Whether PU margins have hit their peak – one of the reasons for analysts to be cautious on Covestro for 2017 – Thomas said “people have done the maths wrong” and concentrate too much on EBITDA margin on sales, whereas the important feature to take into account would be the raw materials costs.
“It’s very simple: for us, we are not yet at a satisfying level of reinvestment economics on MDI or TDI. Current pricing level is consistent with the raw material level, which is considered with a margin level per tonne which is not at reinvestment levels yet. So we can’t be at peak margins,” he said.

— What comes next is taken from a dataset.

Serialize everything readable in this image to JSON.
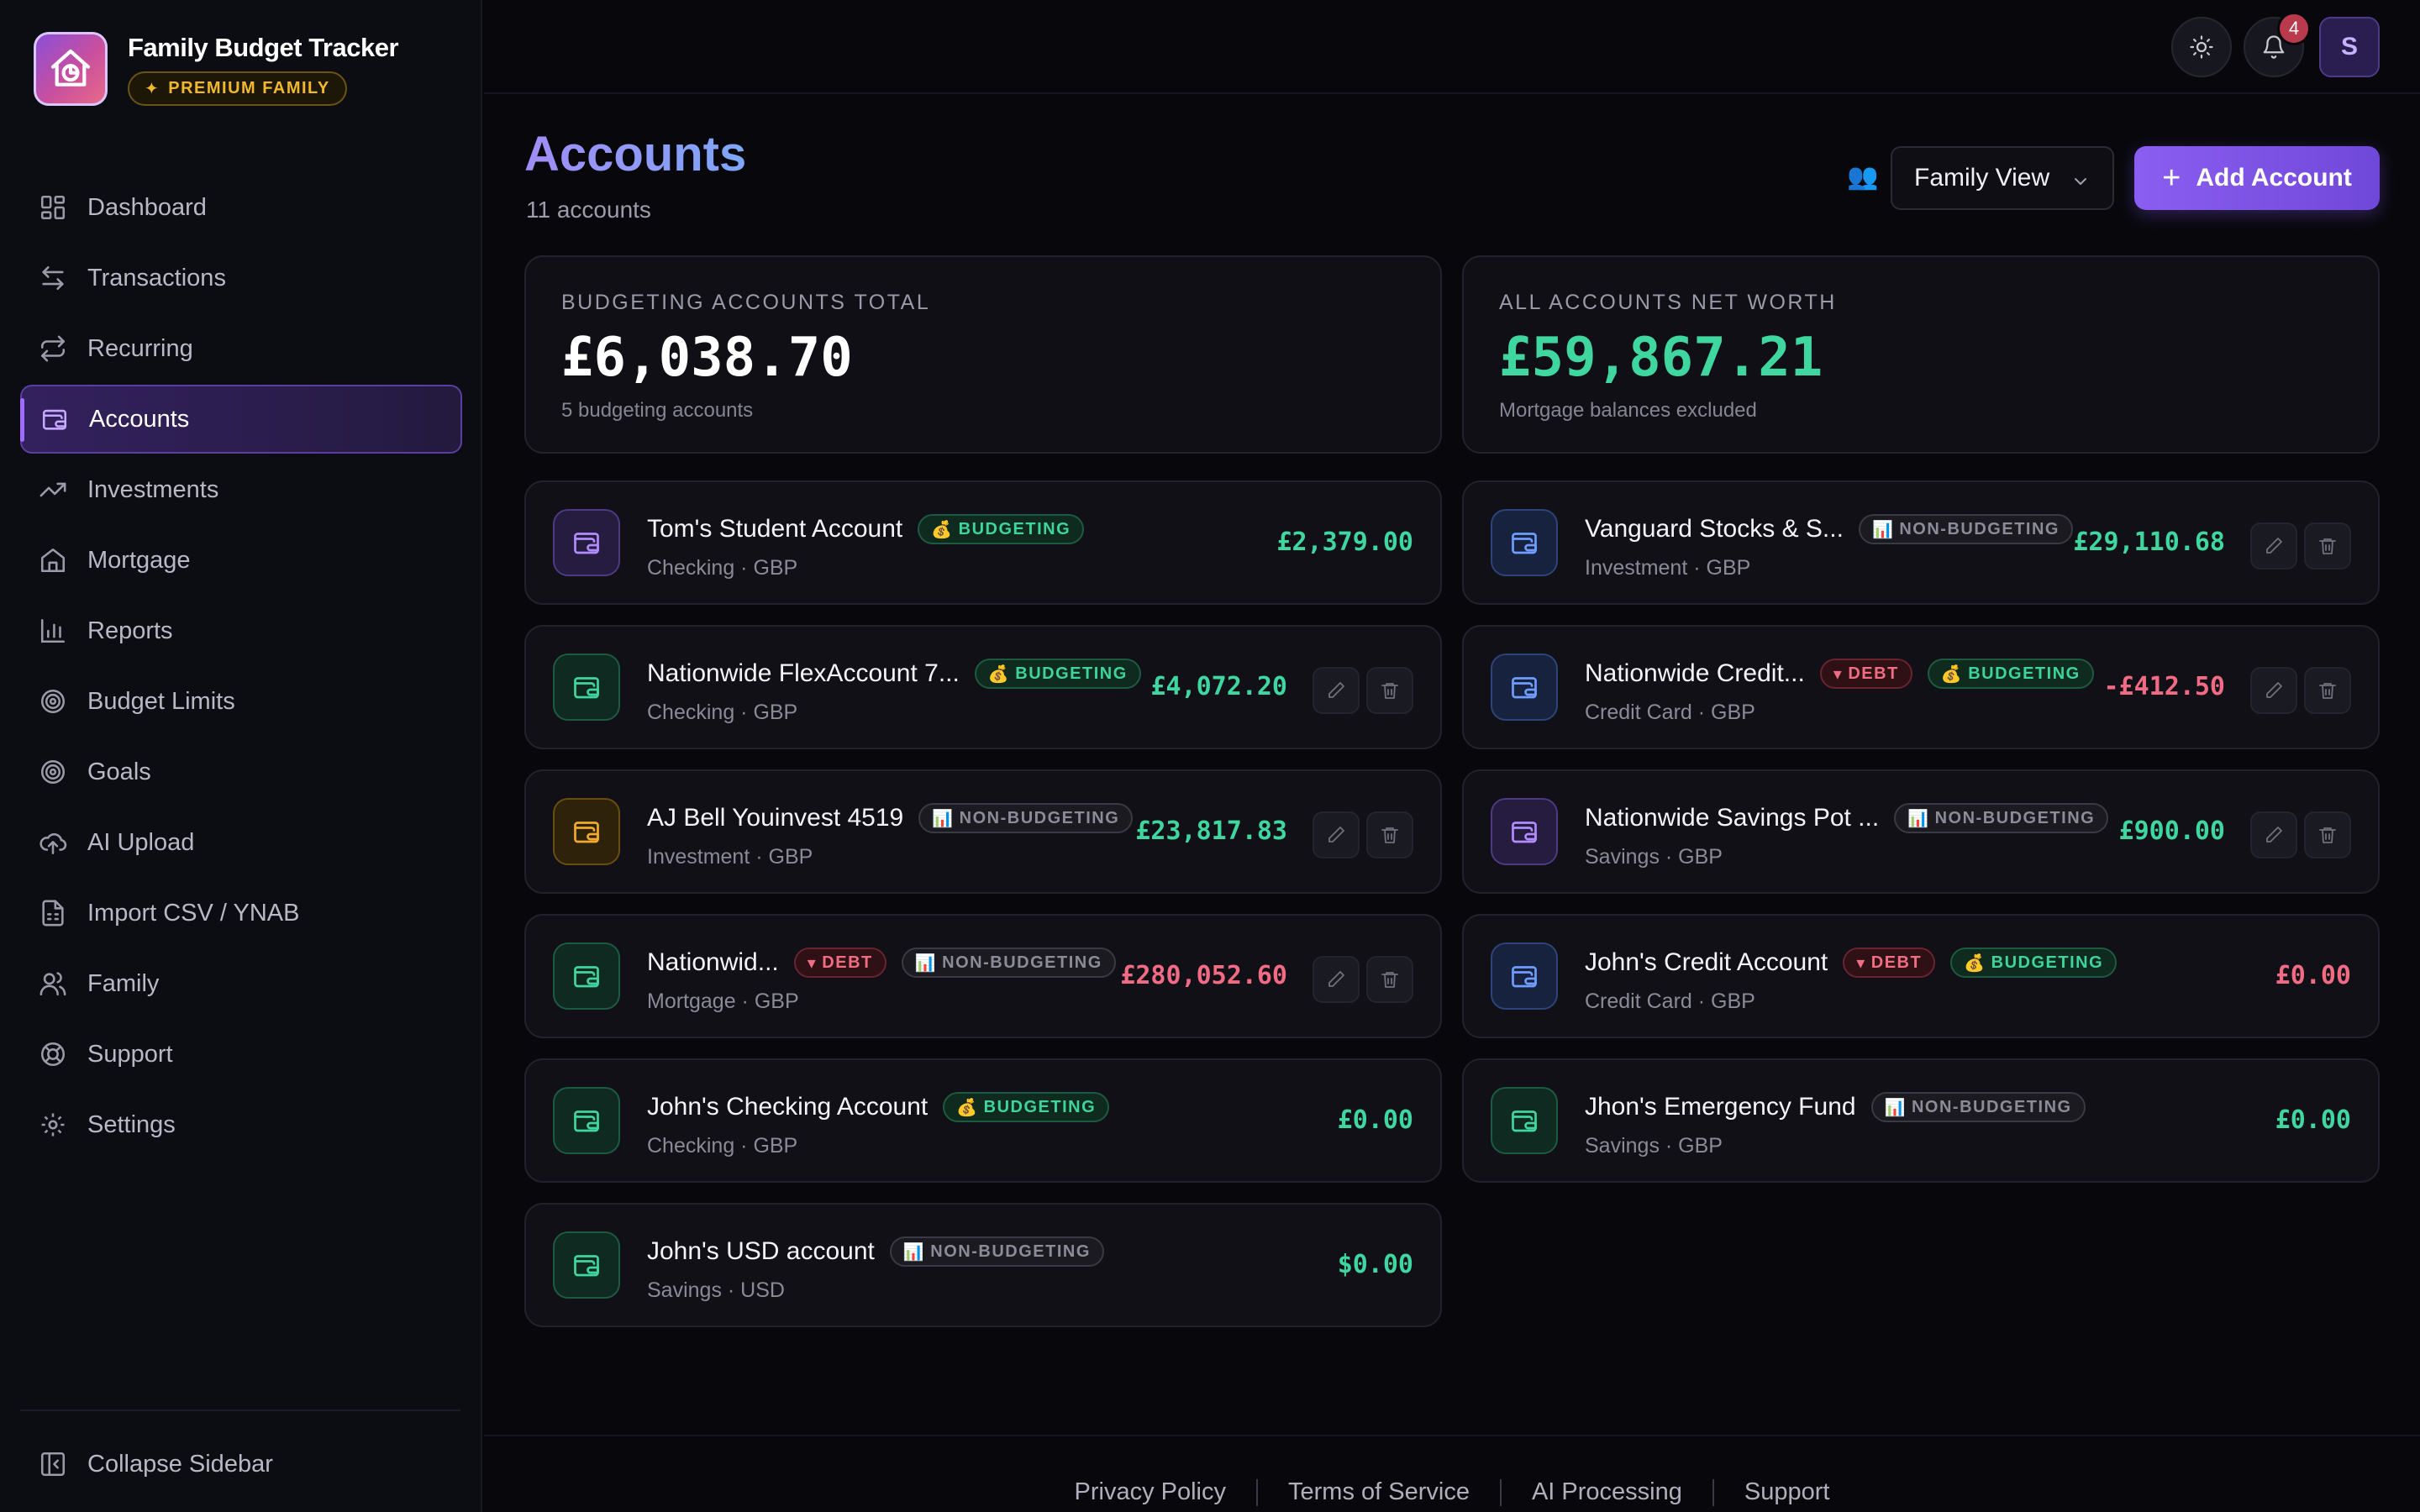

“People have done the maths wrong and you see it everywhere. If you do the maths for EBITDA margin on sales, the sales have been devalued, or deflated, by the crude oil price drop, because the prices we passed on [to customers] have also dropped.”
On the price of raw materials, Thomas did not want to predict how crude oil prices could perform in 2017, although Covestro has made assumptions it will stay at current levels.
However, he also said a drop in prices would not be extraordinary, as stocks continue to be plentiful and with the slight increase in prices since December when OPEC and non-OPEC countries to reduce output is at the same time causing producers in more expensive-producing countries, like the US, to return to the markets, adding to the oversupply.
“I mean, structurally, there is no reason for the oil price to be where it is. There is plenty of stock in the world. In fact, for a winter season, we have the highest stock we have seen in years. Let’s see. But we don’t worry about that – if raw materials prices increase, we just pass it on [to customers].
“What drives prices for us is supply and demand tightness and utilisation, and that’s what it’s driving profitability at the moment. “
Thomas would not comment on a move widely expected by analysts: when Covestro’s parent company, German chemical major Bayer, will divest the 64% stake it still holds at Covestro, which could be valued at around €10bn at current prices and help finance, at the same time, Bayer’s proposed acquisition of US agrochemicals major Monsanto for $66bn. ■
“A year ago everybody
expected huge growth in
TDI capacities, but the only
thing that has actually
happened is closures”
CEO of Covestro
Patrick Thomas added Covestro’s own force majeure declared on 6 October for methyl di-p-phenylene isocyanate (MDI) and toluene di-isocyanate (TDI) – lifted at the end of the year – had stopped the company from reaping higher benefits in the fourth quarter.
Although sales dipped by 1.5% in 2016 to €11.9bn, net income and earnings jumped compared to 2015 on the back of higher selling volumes. Despite Covestro managing to sell at higher prices in the fourth quarter, the average for the year led to the slight fall in sales revenue.
“In the fourth quarter we saw prices going up in polyurethanes (PU) because of tightness in the market [although] we weren’t able to benefit from that due to our own force majeure [on MDI] but globally that price increase went through – and that was because other people’s plants did not start up on time and had problems,” said Thomas, speaking at a press conference.
“That means later in this year, if everything comes on stream when people declared, there will be a more balanced market, so [we see] the second, third and fourth quarter with slight caution. We don’t know when the plants will start up – our friends down the river [Rhine, referring to BASF’s Ludwigshafen site] have made a couple of comments [so] that [TDI plant] will run at some stage.”
Similarly, in 2016 Covestro benefited from the delayed start up at Saudi Sadara’s isocyanates and polyols units, expected now in the second half of 2017, against the previous expected start up date in the first half.
The Sadara complex is a joint venture between the Saudi national Aramco and US chemical major Dow Chemical.
“A year ago we were facing a negative outlook on MDI supply/demand balance but now these new facilities [to come on line] look now less significant,” said Thomas.
“The rest of the year will depend on what happens with competitors’ facilities.” ■
COMPETITOR START-UPS TO PRESSURE PRICING
“What drives prices for us is
supply and demand tightness
and utilisation, and that’s
what it’s driving profitability
at the moment”
CEO of Covestro